An alliance between Morocco and South Africa can drive the Africa Agenda to prosperity

Minister of International Relations and Co-operation Dr Naledi Pandor. Picture: Jacques Naude Independent Newspapers

Minister of International Relations and Co-operation Dr Naledi Pandor. Picture: Jacques Naude Independent Newspapers

Published Feb 27, 2024


Build One South Africa’s (Bosa) head of international relations, Stevens Mokgalapa, believes that both South Africa and Morocco can play a constructive and progressive role in shaping the Africa Agenda by collectively advancing the Africa Agenda 2063.

Mokgalapa said there was an urgent need for engagement between the two countries on their shared interests, including economic, cultural and sport-related diplomacy.

“Economic diplomacy could assist in enhancing trade between the two countries regarding the importance of the African Continental Free Trade Area (AfCFTA) which opens doors for intra-African trade.

“Additionally, cultural diplomacy can facilitate people-to-people interaction and promote tourism between the two countries, which would unlock potential and foster a deeper understanding of the two nations.

“Sport diplomacy is also one of the diplomatic tools that could be used to promote people’s relations. For example, the Moroccan premier league and the South African premier league are two of the best professional football leagues in Africa, hence collaboration can improve the quality of football in Africa,” he added.

He said there were many ways both countries can work and communicate, citing public diplomacy as one of the tools both countries could utilise to communicate with each other’s foreign policy, which would offer a deeper understanding and clarity of their respective foreign policy positions.

Mokgalapa said Morocco’s leadership of the UN Human Rights Council (UNHRC) marked a pivotal role as a stamp of approval for the country.

“Therefore, both countries could collaborate and champion Africa’s human rights issues by highlighting issues like migration, food security, conflict, displacements, and climate change.

“Bosa calls on the South African government to show leadership as a credible international actor and positively engage with Morocco to increase co-operation for economic and trade relations and prosperity.

“There is potential for both countries who are the most industrialised in Africa to work together for the good of AfCFTA. South Africa should support the round tables process led by the UN to reach a political solution regarding the Western Sahara issue in accordance with the UN Security Council resolutions.

“We call for realistic and pragmatic solutions that will guarantee closer co-operation, security and stability in the Maghreb region,” he explained.

Mokgalapa’s proposal follows a heavy blow to relations between the two countries when South Africa championed the independence of the Sahrawi Arab Democratic Republic (SADR), while Rabat claims it as its province.

In salvaging both countries’ relation, Mokgalapa said the realm of international relations was a guiding principle which stood as a beacon for decision-making: nations that were bound not by unchanging alliances or enmities but by enduring interests.

“Foreign policy is not cast in stone! This principle dictates that a country’s strategic objectives should invariably steer its interactions with others, evaluating each nation based on its inherent merits.
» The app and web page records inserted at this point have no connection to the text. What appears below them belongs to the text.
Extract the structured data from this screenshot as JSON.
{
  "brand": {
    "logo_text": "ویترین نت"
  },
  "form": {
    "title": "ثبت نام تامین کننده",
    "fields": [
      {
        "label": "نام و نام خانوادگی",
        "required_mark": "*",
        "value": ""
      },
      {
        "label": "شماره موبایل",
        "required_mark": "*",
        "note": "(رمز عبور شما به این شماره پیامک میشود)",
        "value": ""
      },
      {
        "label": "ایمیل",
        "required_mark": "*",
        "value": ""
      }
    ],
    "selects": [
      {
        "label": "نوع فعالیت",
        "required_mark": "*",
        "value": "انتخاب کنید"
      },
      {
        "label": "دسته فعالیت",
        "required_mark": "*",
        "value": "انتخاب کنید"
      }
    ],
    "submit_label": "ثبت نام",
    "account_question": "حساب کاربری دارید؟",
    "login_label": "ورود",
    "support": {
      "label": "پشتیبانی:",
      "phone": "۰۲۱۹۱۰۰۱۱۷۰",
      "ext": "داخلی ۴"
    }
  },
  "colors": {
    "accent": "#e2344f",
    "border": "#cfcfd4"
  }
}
“It is in this context that the South African government should be approaching its relationship with Morocco. Mutual trust and understanding between the two countries must be the foundation to restore and develop the bilateral relations in order to eventually contribute to building continental economic integration.

“They could also reap huge benefits from a stronger concertation on political regional issues, as both serve on the AU’s Peace and Security Council and could learn from exchanging notes on their respective rich experiences in this regard,” he concluded.

The Star